Dick Bennett is usually too nervous to watch his son Tony coach on the sidelines for the Virginia Cavaliers. In the Final Four Saturday against Auburn, he chose not to attend, instead watching the game from his hotel room.
He got over the nerves for Monday night’s national championship at U.S Bank Stadium in Minneapolis, as multiple people have taken pictures of him looking horribly uncomfortable.
The former Wisconsin and Washington State coach did make it inside KFC Yum! Center in Louisville for the Elite 8 matchup with Purdue. CBS’ Matt Norlander described the elder Bennett’s mood during the 80-75 overtime victory over the Boilermakers.
Seventy-five-year-old Dick Bennett is in the building.

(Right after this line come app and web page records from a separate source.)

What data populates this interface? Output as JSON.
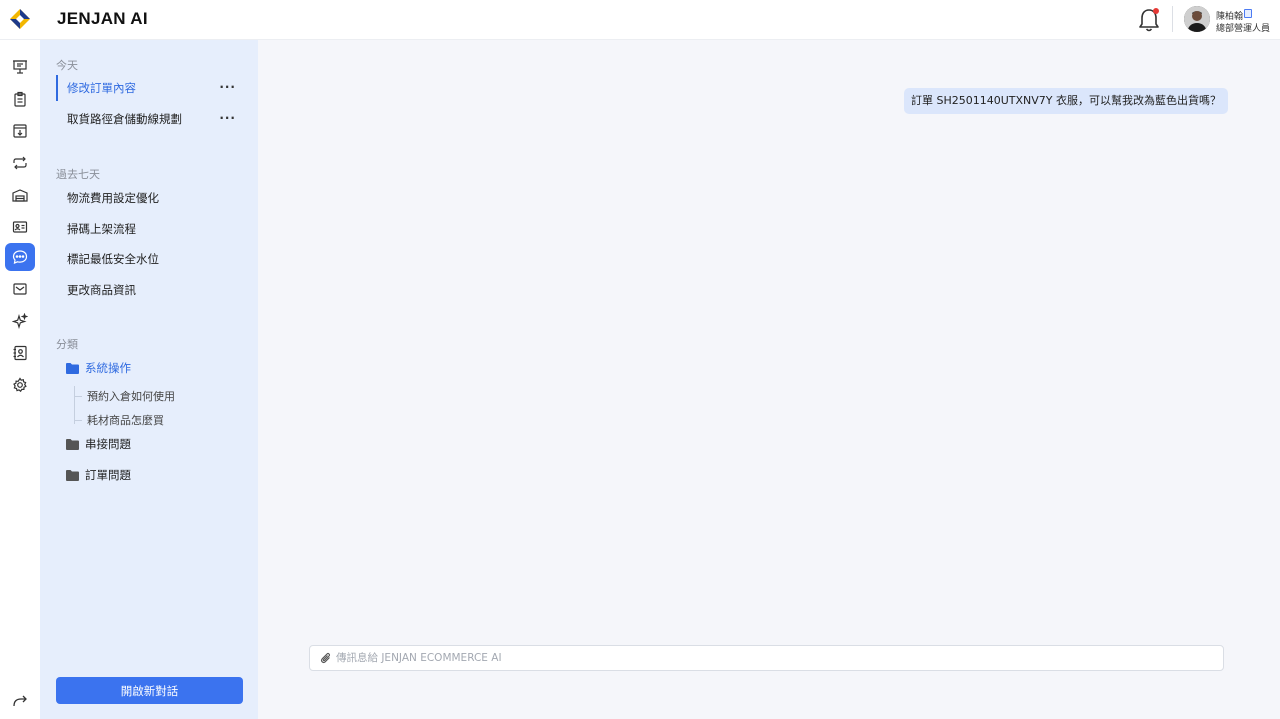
{
  "app": {
    "title": "JENJAN AI"
  },
  "header": {
    "user_name": "陳柏翰",
    "user_role": "總部營運人員"
  },
  "rail": {
    "icons": [
      "presentation-board-icon",
      "clipboard-icon",
      "inbox-download-icon",
      "repeat-arrows-icon",
      "warehouse-icon",
      "id-card-icon",
      "chat-bubble-icon",
      "mail-tray-icon",
      "sparkles-icon",
      "contacts-book-icon",
      "gear-icon"
    ],
    "active": "chat-bubble-icon",
    "accent": "#3b73ef"
  },
  "sidebar": {
    "today_label": "今天",
    "today": [
      {
        "label": "修改訂單內容",
        "active": true
      },
      {
        "label": "取貨路徑倉儲動線規劃",
        "active": false
      }
    ],
    "past_week_label": "過去七天",
    "past_week": [
      {
        "label": "物流費用設定優化"
      },
      {
        "label": "掃碼上架流程"
      },
      {
        "label": "標記最低安全水位"
      },
      {
        "label": "更改商品資訊"
      }
    ],
    "categories_label": "分類",
    "folders": [
      {
        "label": "系統操作",
        "open": true,
        "items": [
          "預約入倉如何使用",
          "耗材商品怎麼買"
        ]
      },
      {
        "label": "串接問題",
        "open": false
      },
      {
        "label": "訂單問題",
        "open": false
      }
    ],
    "new_chat_label": "開啟新對話"
  },
  "chat": {
    "messages": [
      {
        "role": "user",
        "text": "訂單 SH2501140UTXNV7Y 衣服，可以幫我改為藍色出貨嗎？"
      }
    ],
    "composer_placeholder": "傳訊息給 JENJAN ECOMMERCE AI",
    "composer_value": ""
  }
}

He’s almost never in the building. But this time, he made sure he was there. He wouldn’t miss this chance, not again. His borderline-crippling angst and irascibility have kept the old coach away from watching his son, in person, grow into one of the greatest leaders in college basketball.
Father and son embrace in a March moment they’ll hold onto forever.
Virginia leads at halftime over Texas Tech for a chance at the program’s first national title. If the Cavaliers hold on, expect a similar reaction from the Bennett clan.
With Virginia’s first Final Four berth since 1984, Tony and Dick made history. They are just the second father-son duo (joining Georgetown’s John Thompson and John Thompson III) to coach teams to the national semifinals.
Tony’s journey to this moment extends through his dad. Dick Bennett was a longtime high school coach in the state of Wisconsin before leading Wisconsin-Stevens Point to 173 wins in the NAIA. After that, he got Wisconsin-Green Bay to the NCAA Tournament a handful of times, including topping the Jason Kidd-led Cal Golden Bears in 1994.
Tony played guard for Dick in Green Bay, eventually earning a spot on the Charlotte Hornets. After his career ended due to a leg injury, Tony assisted his father at Wisconsin-Madison, including helping the Badgers to the Final Four in 2000.
After a short break, the two paired up at Washington State, with Tony eventually taking over the reclamation project in Pullman in 2006. His success earned him the job at Virginia in 2010. Just under a decade later, the Cavaliers are on the doorstep of history.
While the remaining 20 minutes may be tough for Dick Bennett, the euphoria of the journey from high school coach to watching his son win the title will be cathartic.